That includes Monday’s game, in which the B’s power play was an 0-for-5 dud, even after a nearly two-minute 5-on-3 spanning the second and third periods. During that 1:53 of two-man advantage, the Bruins didn’t lack for open looks, but mostly blasted away from the points and struggled to get close to Detroit goaltender Jonas Gustavsson.

“I think I had a few of them but two were good ones,” winger Jarome Iginla said. “One I just missed probably by a couple inches the top right corner, one I missed by a mile and that was just trying too hard and too excited and just missed it.

“It was an important time of the game, it could have been a big difference. And you get out there in those situations and you definitely want to help the team and feel responsibility, all of us out there.”

Iginla is also a point of concern. Through five games, the Bruins’ most anticipated offseason addition has just one point, while linemates Milan Lucic (3-2–5) and David Krejci (0-4–4) are leading the team. That one point, by the way, was an assist on a goal scored by Chris Kelly in the win over Columbus on Saturday – not on a goal by one of Iginla’s linemates.

It’s not a matter of opportunity for Iginla, either. His 19 shots on goal are the most by any Bruin – three more than Chara, and 10 more than each of his linemates.

“I think he can shoot the puck a lot better than we’ve seen him because we know he’s a good shooter,” Bruins coach Claude Julien said. “So whether that’s pressing or whether that’s circumstances, I don’t know. … Right now it just isn’t there and I see maybe a little hesitation in shooting where, when a player has confidence, their release is a little quicker too.”

Iginla isn’t the only veteran whose production isn’t yet meeting expectations. Brad Marchand is also the owner of just one point (a goal against Detroit on Oct. 5), after leading the team last year. On Monday, Julien swapped Marchand into the third line and promoted Reilly Smith to the second line, ostensibly with an eye on giving Marchand a change of scenery to prime his scoring pump.
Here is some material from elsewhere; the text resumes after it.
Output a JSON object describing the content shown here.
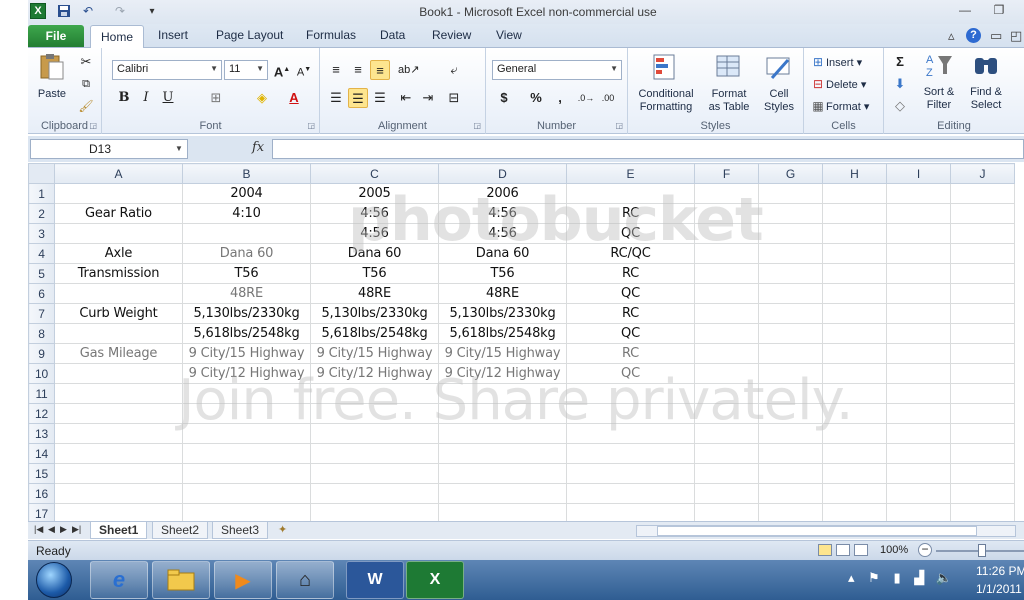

“Yeah I think I was just pushing a little hard and maybe trying to do a little bit too much, and with [Chris Kelly] and [Jordan Caron], they’re both hard working guys and keep it pretty simple, so it’s more just getting back to the basics and getting back to my roots,” Marchand said.

Marchand didn’t find the net, but his four shots on goal were the most for him this season.

Defensively, the Bruins looked sluggish in the early going, but tightened up some as the game wore on. Unfortunately for them, however, the offense wasn’t able to similarly wake up, and less than a week after being shut out by Colorado’s Jean Sebastien Giguere, they made things too easy for another backup goaltender in Gustavsson.

“I think we’re pressing,” Julien said. “That’s what we’re doing – we’re pressing right now. I don’t think our guys don’t feel they can score. I think we’re pressing right now and that’s probably what you’re seeing. Once we get some goals I think we’ll be pressing a little less.”

The season is only five games old. Unlike last year’s lockout-shortened slate, there’s some time to get things figured out in the early going. And over the course of the next 77 games, there will be more slumps – both by individuals and by teams. So there’s no reason for the Bruins to panic yet.

But there’s still some work to be done.

Twitter: @A_Merritt
Email: amerritt@hockeyjournal.com